Iris can be used to accelerate AI R&D


Most startups have a pitch. The team behind Iris AI has two: right now they’ve created an AI-powered science assistant that functions like a search tool, helping researchers track down relevant journal papers without having to know the right keywords for their search. But in future their big vision is their artificially intelligent baby grows up to become a scientist in her own right — capable of forming and even testing hypotheses, based on everything it’s going to learn in its science research assistant ‘first job’ role.

Such is the multi-stage, big picture promise of artificial intelligence. Yet convincing customers to buy into AI’s potential now, at what is still a pretty nascent stage in the tech’s development, remains a challenge. Evidence of superior efficacy is required. So here at Disrupt London the startup behind Iris is rebooting its business model — to focus on expanding the community of users for the tool, via events focused on demonstrating the utility of an AI assistant. And with an eye on steering Iris’ continued and future development via some tailored problem-solving. Two birds, one stone.

Their idea: ‘Scithons’, aka science hackathons. The aim is to bring together a community of problem solvers to help companies crack specific R&D challenges, while also putting Iris to work assisting in the problem-solving process and learning from specific problems and the solutions hacked together during the events. It’s a flipping of the team’s initial thought to sell custom pilots of Iris to companies with big R&D needs — although ultimately they do aim to sell their AI’s smarts as a software as a service. But first they need Iris to win fans and influence influential people. And learn — a lot.

“AI is kind of new to people,” says co-founder and CEO Anita Schjøll Brede. “Companies are intrigued but they don’t quite understand how it works and they’re a little hesitant sometimes. They’re curious but they want to see how it works — they want to really get a feel for it. So rather than trying to sell custom installations of the tool, what we’re doing right now… is that we’re launching these ‘scithons as a service’, or as an event concept.

“What we’re selling right now is the ability to host a scithon — where we find, from our community, 20, 30, 40 really smart, really driven talent from a variety of different backgrounds, and we get them together with this company partner that has a scientific challenge to solve. And let these teams sit down and compete for a prize set by the company. They compete for a number of hours to solve the challenge. So the company gets a solution to a challenge and access to some really smart, young driven people.”

Who is it targeting scithons at — and the Iris product more generally? Research consultancies and companies needing to solve hard scientific problems. Companies with both “heavy R&D requirements” but also multidisciplinary R&D needs, says Schjøll Brede, suggesting telecoms companies as one potential target. “It’s not just one thing you develop but there’s a variety of different fields that you need to be focused on,” she says of the target customers. “Also research consultancies that deal with a variety of different clients that all look at things from different angles.”

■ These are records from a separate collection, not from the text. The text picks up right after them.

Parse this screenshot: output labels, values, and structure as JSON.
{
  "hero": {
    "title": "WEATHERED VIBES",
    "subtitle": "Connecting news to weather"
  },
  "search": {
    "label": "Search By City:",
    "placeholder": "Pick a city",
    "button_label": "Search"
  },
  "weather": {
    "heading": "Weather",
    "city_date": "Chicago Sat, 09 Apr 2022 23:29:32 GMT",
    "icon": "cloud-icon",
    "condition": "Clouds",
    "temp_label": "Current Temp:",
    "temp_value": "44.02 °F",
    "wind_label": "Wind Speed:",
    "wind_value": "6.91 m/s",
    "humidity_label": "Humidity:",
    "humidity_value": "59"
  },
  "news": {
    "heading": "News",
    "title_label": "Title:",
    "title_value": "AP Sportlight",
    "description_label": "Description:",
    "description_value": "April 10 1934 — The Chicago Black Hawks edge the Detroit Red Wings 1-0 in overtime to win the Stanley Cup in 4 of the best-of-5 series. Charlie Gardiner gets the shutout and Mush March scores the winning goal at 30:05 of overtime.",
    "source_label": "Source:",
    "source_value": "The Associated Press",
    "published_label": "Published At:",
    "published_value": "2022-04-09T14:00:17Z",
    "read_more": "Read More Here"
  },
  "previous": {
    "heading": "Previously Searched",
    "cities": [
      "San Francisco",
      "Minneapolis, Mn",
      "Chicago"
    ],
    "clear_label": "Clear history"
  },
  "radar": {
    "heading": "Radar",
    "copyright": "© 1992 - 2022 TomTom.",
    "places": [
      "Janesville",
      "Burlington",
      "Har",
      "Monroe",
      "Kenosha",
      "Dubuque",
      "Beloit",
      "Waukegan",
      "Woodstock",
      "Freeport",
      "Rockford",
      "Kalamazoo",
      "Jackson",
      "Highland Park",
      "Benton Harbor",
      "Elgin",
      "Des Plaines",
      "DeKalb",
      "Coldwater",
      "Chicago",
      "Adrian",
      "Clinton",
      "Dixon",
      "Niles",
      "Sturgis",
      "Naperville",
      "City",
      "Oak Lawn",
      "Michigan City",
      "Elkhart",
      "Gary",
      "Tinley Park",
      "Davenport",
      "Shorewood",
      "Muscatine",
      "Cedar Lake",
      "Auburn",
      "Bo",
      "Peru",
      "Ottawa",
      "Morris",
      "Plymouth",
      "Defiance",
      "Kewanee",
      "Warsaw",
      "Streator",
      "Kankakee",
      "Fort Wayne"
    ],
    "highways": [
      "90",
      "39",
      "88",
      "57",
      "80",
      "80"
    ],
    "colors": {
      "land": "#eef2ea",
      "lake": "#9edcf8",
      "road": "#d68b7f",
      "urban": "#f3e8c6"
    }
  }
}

Another target: Companies at risk of being disrupted by smaller upstarts taking risky bets on new technologies like AI. So enterprises scared of disruption by startups… “We do need the ones that are willing to take a risk,” she adds. “The people that are seeing the disrupting trends of the world because, let’s face it, most of these big players — if they don’t do anything within the next few years they’re going to be outperformed. So we’re looking for those players who understand that ‘this AI thing, while we may or may not understand it, it’s coming for real and we need to embrace those new trends and technologies right now.”

Read the source article at TechCrunch